Tretheway: Could I read you a poem?

Boyd: Yes, please.

Tretheway: All right. I think that this is a poem that answers that question. It begins with an epigraph from Justice Hugo Black writing in 1964.

"No right is more precious in a free country than that of having a voice in the election of those who make the laws under which as good citizens we must live. Other rights, even the most basic are illusory if the right to vote is undermined. Quotidian. Sometimes she wrote about the weather, how hot it was, or yet another lightning storm gone as quick as it came. In the catalog of her days dress, a dress she was sewing, car trouble, pay day laced with declarations of love to the man who would become my father.

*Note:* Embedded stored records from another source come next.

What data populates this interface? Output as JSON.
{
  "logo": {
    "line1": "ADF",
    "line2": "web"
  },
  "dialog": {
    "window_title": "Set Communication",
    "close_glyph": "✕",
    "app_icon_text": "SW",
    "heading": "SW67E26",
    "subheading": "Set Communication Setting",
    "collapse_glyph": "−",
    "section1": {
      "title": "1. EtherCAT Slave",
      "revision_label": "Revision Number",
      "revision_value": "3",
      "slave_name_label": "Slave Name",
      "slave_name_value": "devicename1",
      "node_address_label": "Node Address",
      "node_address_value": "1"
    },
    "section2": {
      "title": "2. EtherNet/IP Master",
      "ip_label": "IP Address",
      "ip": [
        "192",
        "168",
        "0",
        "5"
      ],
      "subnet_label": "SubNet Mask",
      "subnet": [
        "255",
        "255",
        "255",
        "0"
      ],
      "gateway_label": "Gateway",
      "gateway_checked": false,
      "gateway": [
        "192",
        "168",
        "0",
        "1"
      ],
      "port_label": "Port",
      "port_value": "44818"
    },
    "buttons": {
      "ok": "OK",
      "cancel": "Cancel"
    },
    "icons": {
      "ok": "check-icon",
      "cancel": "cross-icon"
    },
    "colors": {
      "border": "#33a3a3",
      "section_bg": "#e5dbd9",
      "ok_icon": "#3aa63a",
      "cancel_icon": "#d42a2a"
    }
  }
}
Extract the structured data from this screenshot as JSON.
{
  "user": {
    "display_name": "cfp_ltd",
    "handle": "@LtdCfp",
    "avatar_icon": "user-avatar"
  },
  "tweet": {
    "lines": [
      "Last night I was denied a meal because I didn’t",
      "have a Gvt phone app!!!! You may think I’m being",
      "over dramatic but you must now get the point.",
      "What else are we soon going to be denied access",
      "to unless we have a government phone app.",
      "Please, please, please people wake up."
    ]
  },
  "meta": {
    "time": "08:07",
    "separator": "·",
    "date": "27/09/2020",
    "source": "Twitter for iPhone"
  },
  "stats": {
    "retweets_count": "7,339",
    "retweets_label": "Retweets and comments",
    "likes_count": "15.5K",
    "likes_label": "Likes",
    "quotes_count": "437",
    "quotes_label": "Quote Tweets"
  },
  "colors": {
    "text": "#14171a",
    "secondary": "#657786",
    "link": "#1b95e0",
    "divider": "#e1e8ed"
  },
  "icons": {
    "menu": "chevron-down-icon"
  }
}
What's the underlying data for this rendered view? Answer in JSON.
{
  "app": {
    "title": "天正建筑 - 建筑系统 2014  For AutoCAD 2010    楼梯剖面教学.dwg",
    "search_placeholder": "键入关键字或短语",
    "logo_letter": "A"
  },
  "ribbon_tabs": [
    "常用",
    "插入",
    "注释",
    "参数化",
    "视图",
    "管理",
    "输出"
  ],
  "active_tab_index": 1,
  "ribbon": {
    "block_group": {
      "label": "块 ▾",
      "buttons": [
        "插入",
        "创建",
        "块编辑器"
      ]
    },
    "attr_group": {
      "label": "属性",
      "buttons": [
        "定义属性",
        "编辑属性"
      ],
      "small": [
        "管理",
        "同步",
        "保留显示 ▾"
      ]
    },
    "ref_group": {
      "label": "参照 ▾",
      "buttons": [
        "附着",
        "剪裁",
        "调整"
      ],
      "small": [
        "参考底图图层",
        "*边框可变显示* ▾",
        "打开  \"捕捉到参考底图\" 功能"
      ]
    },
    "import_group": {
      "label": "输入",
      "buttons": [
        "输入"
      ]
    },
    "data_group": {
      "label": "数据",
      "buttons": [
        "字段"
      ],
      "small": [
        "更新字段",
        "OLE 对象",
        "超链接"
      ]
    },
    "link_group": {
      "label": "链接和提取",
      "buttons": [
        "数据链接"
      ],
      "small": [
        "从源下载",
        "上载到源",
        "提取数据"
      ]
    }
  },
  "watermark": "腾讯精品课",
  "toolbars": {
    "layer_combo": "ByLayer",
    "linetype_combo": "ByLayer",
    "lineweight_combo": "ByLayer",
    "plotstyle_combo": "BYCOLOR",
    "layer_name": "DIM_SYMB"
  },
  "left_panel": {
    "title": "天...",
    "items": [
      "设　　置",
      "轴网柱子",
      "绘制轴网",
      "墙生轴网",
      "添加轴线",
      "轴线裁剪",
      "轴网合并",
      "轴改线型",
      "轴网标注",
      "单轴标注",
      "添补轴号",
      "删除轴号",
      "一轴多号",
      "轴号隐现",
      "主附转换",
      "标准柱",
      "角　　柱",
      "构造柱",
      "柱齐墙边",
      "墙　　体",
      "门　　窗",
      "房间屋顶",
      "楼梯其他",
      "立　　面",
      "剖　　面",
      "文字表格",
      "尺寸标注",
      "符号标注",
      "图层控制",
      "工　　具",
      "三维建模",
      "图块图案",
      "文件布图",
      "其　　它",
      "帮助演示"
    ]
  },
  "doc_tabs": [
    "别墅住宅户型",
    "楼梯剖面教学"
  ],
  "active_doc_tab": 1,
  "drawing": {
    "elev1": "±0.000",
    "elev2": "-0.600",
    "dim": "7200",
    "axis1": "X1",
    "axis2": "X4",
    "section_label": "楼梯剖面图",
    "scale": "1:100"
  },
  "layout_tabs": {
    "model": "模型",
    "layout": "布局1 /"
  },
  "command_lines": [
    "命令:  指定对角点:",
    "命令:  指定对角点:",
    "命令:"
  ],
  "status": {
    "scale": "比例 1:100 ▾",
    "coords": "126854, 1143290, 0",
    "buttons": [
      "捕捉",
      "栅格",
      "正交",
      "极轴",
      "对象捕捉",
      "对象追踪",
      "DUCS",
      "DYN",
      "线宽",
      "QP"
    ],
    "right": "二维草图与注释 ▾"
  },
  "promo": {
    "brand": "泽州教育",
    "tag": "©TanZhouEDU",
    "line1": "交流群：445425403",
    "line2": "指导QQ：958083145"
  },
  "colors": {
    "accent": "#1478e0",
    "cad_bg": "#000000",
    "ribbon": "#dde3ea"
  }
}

Her body bright with desire, a threshold I would soon cross into being. Two years before loving will make their love legal. My mother writes about marrying despite an unjust law. And because it is 1965, Mississippi in turmoil, she writes about a cross burned at the church next door, interracial outings at the beach, and being followed by police. All of it side by side in her letters, tidy script.

Reading them, I can't help thinking how ordinary it seems, injustice, mundane as a trip to the store for bread. And I know this is about what has always existed side by side in this country. That summer, my grandmother brought the movement home. It tells the story in pictures and it is beautiful, my mother wrote, adding, I think you know the way I'm using the word. On the cover, a black protestor caught in a cop's choke hold, his mouth opened to shout or gasp for air.

Inside, pictures I could not bear to look at as a child. A man tied to a scaffold, his body burned blacker, the fire still smoldering beneath him. Two boys hanged from a tree above the smiling white faces of the revelers turned back toward the camera. A young couple holding hands ordinary as any night out on a date. Now, I think of my mother in love and writing love letters, cataloging her days. Those terrible, beautiful pictures on the table next to the crochet lace doily and crystal bowl my grandmother kept for candy, butterscotch in cellophane wrappers, bright and shiny as gold.

It is July 20th, 1965, two months before my parents will break the law to be married. And my mother who's just turned 21 signs off her rights basic as any other citizens. Have to run, she wrote, got to get downtown to register to vote.

Boyd: Thanks to my guests, Natasha Trethewey and Carol Ann Carl. At the top of the show, you heard the voices of Sierra Fisher, Suze Kaliski, and Dr. Artika R. Tyner. Making Meaning is a podcast from the Federation of State Humanities Councils, and as part of its Humanities and American Life initiative, which is generously funded by a grant from the Andrew W. Mellon Foundation. You can learn more about our work and member program by visiting our website at

The show is produced by LWC. Elizabeth Nakano is our producer and sound designer. Jimmy Gutierez edited the series. Jen Chien is executive editor. Cedric Wilson is lead producer. You can find more episodes on Apple podcasts, Spotify, or wherever you listen to your favorite podcasts. I'm Sydney Boyd. Thanks for joining us.

CITATION: Boyd, Sydney, host. “Civic Engagement by Way of Poetry” Making Meaning, LWC Studios. October, 28 2021.